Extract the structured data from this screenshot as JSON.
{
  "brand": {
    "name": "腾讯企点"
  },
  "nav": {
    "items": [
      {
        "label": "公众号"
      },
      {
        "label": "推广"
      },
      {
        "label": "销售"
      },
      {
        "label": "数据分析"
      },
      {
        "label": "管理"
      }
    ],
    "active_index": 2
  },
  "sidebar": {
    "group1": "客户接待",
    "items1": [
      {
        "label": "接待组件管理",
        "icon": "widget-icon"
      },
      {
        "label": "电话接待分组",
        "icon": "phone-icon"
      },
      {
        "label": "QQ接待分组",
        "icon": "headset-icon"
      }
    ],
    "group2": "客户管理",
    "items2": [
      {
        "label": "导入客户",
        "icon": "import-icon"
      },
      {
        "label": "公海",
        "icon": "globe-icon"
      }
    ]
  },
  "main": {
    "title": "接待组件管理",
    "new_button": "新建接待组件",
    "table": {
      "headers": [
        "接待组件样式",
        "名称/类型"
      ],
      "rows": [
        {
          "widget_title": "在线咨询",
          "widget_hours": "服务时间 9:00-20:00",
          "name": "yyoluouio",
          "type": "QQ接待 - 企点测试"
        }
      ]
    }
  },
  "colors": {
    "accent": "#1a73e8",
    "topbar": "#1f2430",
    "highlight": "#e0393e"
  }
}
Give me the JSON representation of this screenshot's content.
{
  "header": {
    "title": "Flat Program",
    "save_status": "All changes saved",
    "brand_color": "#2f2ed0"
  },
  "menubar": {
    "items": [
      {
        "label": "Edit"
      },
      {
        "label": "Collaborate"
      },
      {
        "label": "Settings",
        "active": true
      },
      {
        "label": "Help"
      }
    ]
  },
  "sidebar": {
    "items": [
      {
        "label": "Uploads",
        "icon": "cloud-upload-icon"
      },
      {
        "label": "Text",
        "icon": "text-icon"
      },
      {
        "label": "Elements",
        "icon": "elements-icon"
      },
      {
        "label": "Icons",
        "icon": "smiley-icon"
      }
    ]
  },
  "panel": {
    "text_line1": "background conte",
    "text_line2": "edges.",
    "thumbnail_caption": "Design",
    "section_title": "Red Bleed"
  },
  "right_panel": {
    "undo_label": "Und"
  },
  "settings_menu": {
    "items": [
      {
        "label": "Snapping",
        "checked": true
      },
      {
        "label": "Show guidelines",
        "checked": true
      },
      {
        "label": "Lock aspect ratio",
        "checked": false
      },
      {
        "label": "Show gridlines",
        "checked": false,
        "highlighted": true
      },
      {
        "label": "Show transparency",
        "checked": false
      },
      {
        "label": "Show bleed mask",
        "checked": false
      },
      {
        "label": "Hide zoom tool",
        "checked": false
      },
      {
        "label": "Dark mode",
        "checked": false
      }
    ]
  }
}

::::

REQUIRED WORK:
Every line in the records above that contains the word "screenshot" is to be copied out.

SOLUTION:
Extract the structured data from this screenshot as JSON.
Give me the JSON representation of this screenshot's content.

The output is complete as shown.